‘My jaw sort of dropped’
Fitzgerald stated he was first contacted by Mullaly final yr a few completely different discovery, throughout which he briefly talked about the discover at Jan Juc, nevertheless it wasn’t till the newbie fossil hunter introduced the teeth into the museum that Fitzgerald realized how vital the invention was.
Sharks have the power to regrow teeth, and may lose as much as a tooth a day. That cartilage doesn’t simply decompose, which is why particular person shark tooth fossils are considerably widespread. However, Fitzgerald stated that discovering a number of teeth from a single shark is extraordinarily rare.
“That doesn’t happen. That just doesn’t happen. That’s only happened once before in Australia, and that was a totally different species of shark,” he stated.
When Mullaly advised him the boulder he discovered was nonetheless on the seaside, Fitzgerald stated “my jaw sort of dropped.”
Fitzgerald organized a crew to get all the way down to the south Australia coast. They selected to conduct the excavation in December 2017, when the tides had been low. Within 20 minutes of looking, Fitzgerald’s crew began to seek out teeth.
In the top, they extracted greater than 40 completely different specimens. Fitzgerald attributes the finds to dogged work and a bit of luck.
“Paleontology is one of the last branches of science where serendipity, where chance events, timing, coincidence plays a most vital role,” he stated.
“On that particular day at that particular time, Phil Mullaly was the right man for the job on that beach on the southern coast of Australia.”
Sharks consuming sharks
The teeth Fitzgerald’s crew discovered didn’t simply belong to the Great Jagged Narrow-Toothed Shark. They additionally discovered teeth belonging to a number of completely different Sixgill sharks (Hexanchus), Museums Victoria said, a species that also roams Australia’s coastal waters.

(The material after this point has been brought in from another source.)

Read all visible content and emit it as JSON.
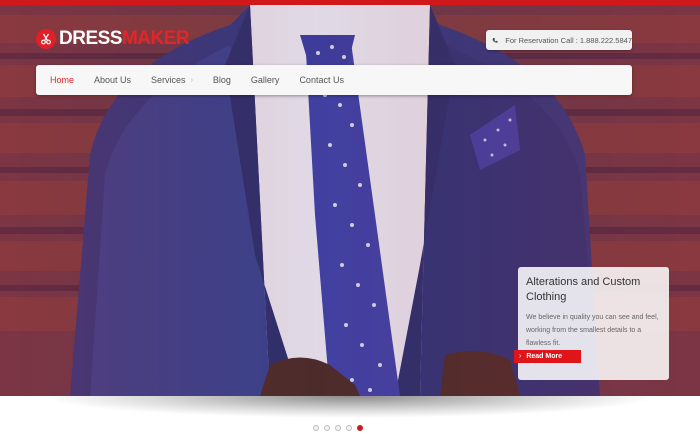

Researchers imagine these teeth had been left behind because of this of getting lodged within the carcass of the Great Jagged Narrow-Toothed Shark as smaller sharks consumed it after the a lot bigger animal died.
“The teeth of the sixgill shark work like a crosscut saw, and tore into the Carcharocles angustidens like loggers felling a tree. The stench of blood and decaying flesh would have drawn scavengers from far around,” Museums Victoria palaeontologist Tim Ziegler stated in an announcement.
“Sixgill sharks still live off the Victorian coast today, where they live off the remains of whales and other animals. This find suggests they have performed that lifestyle here for tens of millions of years.”
Fitzgerald’s crew has completed their subject analysis and at the moment are working to be taught extra about how the teeth of the Great Jagged Narrow-Toothed shark developed with a view to higher perceive its evolutionary historical past.
“If we can find out any more clues about the lifestyle (and) the ecology of this extinct species, that might shed light as to what led to its extinction,” he stated.
Fitzgerald stated he believes there could also be much more shark teeth at Jan Juc and even components of a spinal column lodged within the cliff, based mostly on what he noticed throughout the excavation. For now, these potential samples are about 20 meters (65 toes) excessive, out of the attain of excavators.
“I’m willing to bet there’s more up there,” he stated. “We’ll be waiting and ready for the next expedition down to salvage a giant prehistoric shark.”